▶ **Data records for software interfaces**

******

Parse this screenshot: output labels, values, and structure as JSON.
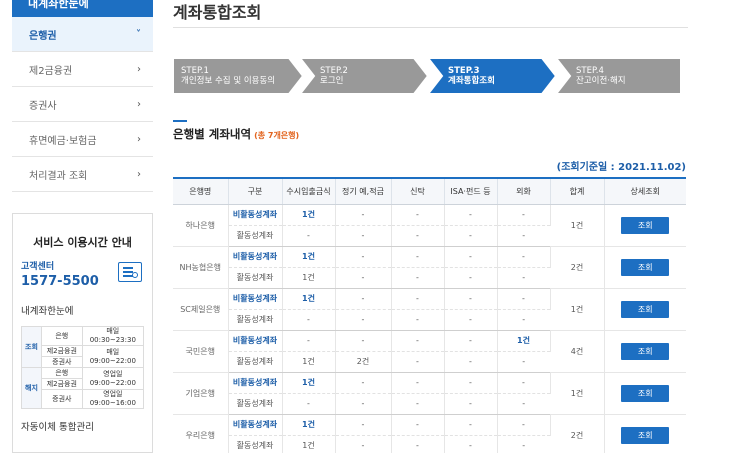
{
  "sidebar": {
    "top_label": "내계좌한눈에",
    "items": [
      {
        "label": "은행권",
        "active": true,
        "chevron": "˅"
      },
      {
        "label": "제2금융권",
        "active": false,
        "chevron": "›"
      },
      {
        "label": "증권사",
        "active": false,
        "chevron": "›"
      },
      {
        "label": "휴면예금·보험금",
        "active": false,
        "chevron": "›"
      },
      {
        "label": "처리결과 조회",
        "active": false,
        "chevron": "›"
      }
    ],
    "info": {
      "title": "서비스 이용시간 안내",
      "cc_label": "고객센터",
      "cc_number": "1577-5500",
      "sub_title": "내계좌한눈에",
      "schedule": {
        "inquiry_label": "조회",
        "cancel_label": "해지",
        "rows": [
          {
            "org": "은행",
            "time": "매일\n00:30~23:30"
          },
          {
            "org": "제2금융권",
            "time": "매일"
          },
          {
            "org": "증권사",
            "time": "09:00~22:00"
          },
          {
            "org": "은행",
            "time": "영업일\n09:00~22:00"
          },
          {
            "org": "제2금융권",
            "time": ""
          },
          {
            "org": "증권사",
            "time": "영업일\n09:00~16:00"
          }
        ]
      },
      "bottom": "자동이체 통합관리"
    }
  },
  "main": {
    "title": "계좌통합조회",
    "steps": [
      {
        "no": "STEP.1",
        "label": "개인정보 수집 및 이용동의",
        "active": false
      },
      {
        "no": "STEP.2",
        "label": "로그인",
        "active": false
      },
      {
        "no": "STEP.3",
        "label": "계좌통합조회",
        "active": true
      },
      {
        "no": "STEP.4",
        "label": "잔고이전·해지",
        "active": false
      }
    ],
    "section_title": "은행별 계좌내역",
    "section_count": "(총 7개은행)",
    "as_of": "(조회기준일 : 2021.11.02)",
    "columns": [
      "은행명",
      "구분",
      "수시입출금식",
      "정기 예,적금",
      "신탁",
      "ISA·펀드 등",
      "외화",
      "합계",
      "상세조회"
    ],
    "button_label": "조회",
    "banks": [
      {
        "name": "하나은행",
        "total": "1건",
        "rows": [
          {
            "kind": "비활동성계좌",
            "vals": [
              "1건",
              "-",
              "-",
              "-",
              "-"
            ]
          },
          {
            "kind": "활동성계좌",
            "vals": [
              "-",
              "-",
              "-",
              "-",
              "-"
            ]
          }
        ]
      },
      {
        "name": "NH농협은행",
        "total": "2건",
        "rows": [
          {
            "kind": "비활동성계좌",
            "vals": [
              "1건",
              "-",
              "-",
              "-",
              "-"
            ]
          },
          {
            "kind": "활동성계좌",
            "vals": [
              "1건",
              "-",
              "-",
              "-",
              "-"
            ]
          }
        ]
      },
      {
        "name": "SC제일은행",
        "total": "1건",
        "rows": [
          {
            "kind": "비활동성계좌",
            "vals": [
              "1건",
              "-",
              "-",
              "-",
              "-"
            ]
          },
          {
            "kind": "활동성계좌",
            "vals": [
              "-",
              "-",
              "-",
              "-",
              "-"
            ]
          }
        ]
      },
      {
        "name": "국민은행",
        "total": "4건",
        "rows": [
          {
            "kind": "비활동성계좌",
            "vals": [
              "-",
              "-",
              "-",
              "-",
              "1건"
            ]
          },
          {
            "kind": "활동성계좌",
            "vals": [
              "1건",
              "2건",
              "-",
              "-",
              "-"
            ]
          }
        ]
      },
      {
        "name": "기업은행",
        "total": "1건",
        "rows": [
          {
            "kind": "비활동성계좌",
            "vals": [
              "1건",
              "-",
              "-",
              "-",
              "-"
            ]
          },
          {
            "kind": "활동성계좌",
            "vals": [
              "-",
              "-",
              "-",
              "-",
              "-"
            ]
          }
        ]
      },
      {
        "name": "우리은행",
        "total": "2건",
        "rows": [
          {
            "kind": "비활동성계좌",
            "vals": [
              "1건",
              "-",
              "-",
              "-",
              "-"
            ]
          },
          {
            "kind": "활동성계좌",
            "vals": [
              "1건",
              "-",
              "-",
              "-",
              "-"
            ]
          }
        ]
      }
    ]
  },
  "colors": {
    "accent": "#1d6fc2",
    "step_inactive": "#999999",
    "count": "#e2631d"
  }
}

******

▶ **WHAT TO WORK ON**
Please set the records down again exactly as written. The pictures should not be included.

▶ **ANSWER SECTION**
Parse this screenshot: output labels, values, and structure as JSON.
{
  "sidebar": {
    "top_label": "내계좌한눈에",
    "items": [
      {
        "label": "은행권",
        "active": true,
        "chevron": "˅"
      },
      {
        "label": "제2금융권",
        "active": false,
        "chevron": "›"
      },
      {
        "label": "증권사",
        "active": false,
        "chevron": "›"
      },
      {
        "label": "휴면예금·보험금",
        "active": false,
        "chevron": "›"
      },
      {
        "label": "처리결과 조회",
        "active": false,
        "chevron": "›"
      }
    ],
    "info": {
      "title": "서비스 이용시간 안내",
      "cc_label": "고객센터",
      "cc_number": "1577-5500",
      "sub_title": "내계좌한눈에",
      "schedule": {
        "inquiry_label": "조회",
        "cancel_label": "해지",
        "rows": [
          {
            "org": "은행",
            "time": "매일\n00:30~23:30"
          },
          {
            "org": "제2금융권",
            "time": "매일"
          },
          {
            "org": "증권사",
            "time": "09:00~22:00"
          },
          {
            "org": "은행",
            "time": "영업일\n09:00~22:00"
          },
          {
            "org": "제2금융권",
            "time": ""
          },
          {
            "org": "증권사",
            "time": "영업일\n09:00~16:00"
          }
        ]
      },
      "bottom": "자동이체 통합관리"
    }
  },
  "main": {
    "title": "계좌통합조회",
    "steps": [
      {
        "no": "STEP.1",
        "label": "개인정보 수집 및 이용동의",
        "active": false
      },
      {
        "no": "STEP.2",
        "label": "로그인",
        "active": false
      },
      {
        "no": "STEP.3",
        "label": "계좌통합조회",
        "active": true
      },
      {
        "no": "STEP.4",
        "label": "잔고이전·해지",
        "active": false
      }
    ],
    "section_title": "은행별 계좌내역",
    "section_count": "(총 7개은행)",
    "as_of": "(조회기준일 : 2021.11.02)",
    "columns": [
      "은행명",
      "구분",
      "수시입출금식",
      "정기 예,적금",
      "신탁",
      "ISA·펀드 등",
      "외화",
      "합계",
      "상세조회"
    ],
    "button_label": "조회",
    "banks": [
      {
        "name": "하나은행",
        "total": "1건",
        "rows": [
          {
            "kind": "비활동성계좌",
            "vals": [
              "1건",
              "-",
              "-",
              "-",
              "-"
            ]
          },
          {
            "kind": "활동성계좌",
            "vals": [
              "-",
              "-",
              "-",
              "-",
              "-"
            ]
          }
        ]
      },
      {
        "name": "NH농협은행",
        "total": "2건",
        "rows": [
          {
            "kind": "비활동성계좌",
            "vals": [
              "1건",
              "-",
              "-",
              "-",
              "-"
            ]
          },
          {
            "kind": "활동성계좌",
            "vals": [
              "1건",
              "-",
              "-",
              "-",
              "-"
            ]
          }
        ]
      },
      {
        "name": "SC제일은행",
        "total": "1건",
        "rows": [
          {
            "kind": "비활동성계좌",
            "vals": [
              "1건",
              "-",
              "-",
              "-",
              "-"
            ]
          },
          {
            "kind": "활동성계좌",
            "vals": [
              "-",
              "-",
              "-",
              "-",
              "-"
            ]
          }
        ]
      },
      {
        "name": "국민은행",
        "total": "4건",
        "rows": [
          {
            "kind": "비활동성계좌",
            "vals": [
              "-",
              "-",
              "-",
              "-",
              "1건"
            ]
          },
          {
            "kind": "활동성계좌",
            "vals": [
              "1건",
              "2건",
              "-",
              "-",
              "-"
            ]
          }
        ]
      },
      {
        "name": "기업은행",
        "total": "1건",
        "rows": [
          {
            "kind": "비활동성계좌",
            "vals": [
              "1건",
              "-",
              "-",
              "-",
              "-"
            ]
          },
          {
            "kind": "활동성계좌",
            "vals": [
              "-",
              "-",
              "-",
              "-",
              "-"
            ]
          }
        ]
      },
      {
        "name": "우리은행",
        "total": "2건",
        "rows": [
          {
            "kind": "비활동성계좌",
            "vals": [
              "1건",
              "-",
              "-",
              "-",
              "-"
            ]
          },
          {
            "kind": "활동성계좌",
            "vals": [
              "1건",
              "-",
              "-",
              "-",
              "-"
            ]
          }
        ]
      }
    ]
  },
  "colors": {
    "accent": "#1d6fc2",
    "step_inactive": "#999999",
    "count": "#e2631d"
  }
}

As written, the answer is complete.